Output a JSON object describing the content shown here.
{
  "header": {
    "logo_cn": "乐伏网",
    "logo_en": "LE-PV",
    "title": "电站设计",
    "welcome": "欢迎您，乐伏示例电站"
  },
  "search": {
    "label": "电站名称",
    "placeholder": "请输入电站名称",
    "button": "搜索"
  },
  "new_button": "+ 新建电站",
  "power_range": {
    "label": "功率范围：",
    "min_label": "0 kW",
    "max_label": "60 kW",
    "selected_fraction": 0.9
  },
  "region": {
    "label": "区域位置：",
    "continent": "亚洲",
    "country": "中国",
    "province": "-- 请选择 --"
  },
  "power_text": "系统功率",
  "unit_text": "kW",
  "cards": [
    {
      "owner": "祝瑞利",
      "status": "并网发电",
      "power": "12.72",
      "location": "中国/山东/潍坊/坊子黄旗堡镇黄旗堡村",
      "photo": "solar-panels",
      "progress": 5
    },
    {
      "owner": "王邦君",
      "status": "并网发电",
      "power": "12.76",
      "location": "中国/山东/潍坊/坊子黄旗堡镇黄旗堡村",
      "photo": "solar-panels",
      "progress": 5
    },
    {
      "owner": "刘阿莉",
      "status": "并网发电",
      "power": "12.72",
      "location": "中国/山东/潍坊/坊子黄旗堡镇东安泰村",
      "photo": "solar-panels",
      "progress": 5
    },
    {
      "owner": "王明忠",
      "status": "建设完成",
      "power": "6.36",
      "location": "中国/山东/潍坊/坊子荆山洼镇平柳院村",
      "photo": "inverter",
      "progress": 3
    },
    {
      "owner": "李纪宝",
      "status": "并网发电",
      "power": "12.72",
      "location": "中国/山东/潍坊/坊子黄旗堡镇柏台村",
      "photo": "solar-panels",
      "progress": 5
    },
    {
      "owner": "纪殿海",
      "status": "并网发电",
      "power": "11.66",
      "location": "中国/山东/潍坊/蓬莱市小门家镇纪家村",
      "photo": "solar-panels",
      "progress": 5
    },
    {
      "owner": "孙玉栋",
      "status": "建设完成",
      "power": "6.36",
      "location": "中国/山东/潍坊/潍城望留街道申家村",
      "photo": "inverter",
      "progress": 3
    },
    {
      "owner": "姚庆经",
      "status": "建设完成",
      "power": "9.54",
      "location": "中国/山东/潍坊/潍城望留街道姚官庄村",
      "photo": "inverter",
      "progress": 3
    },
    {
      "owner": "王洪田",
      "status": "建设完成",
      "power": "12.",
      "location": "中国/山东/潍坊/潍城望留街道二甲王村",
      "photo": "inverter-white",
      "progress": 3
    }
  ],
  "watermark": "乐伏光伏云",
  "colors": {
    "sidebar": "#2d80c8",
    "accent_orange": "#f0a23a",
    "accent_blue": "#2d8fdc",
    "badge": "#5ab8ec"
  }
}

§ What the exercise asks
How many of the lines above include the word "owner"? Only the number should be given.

§ Task result
9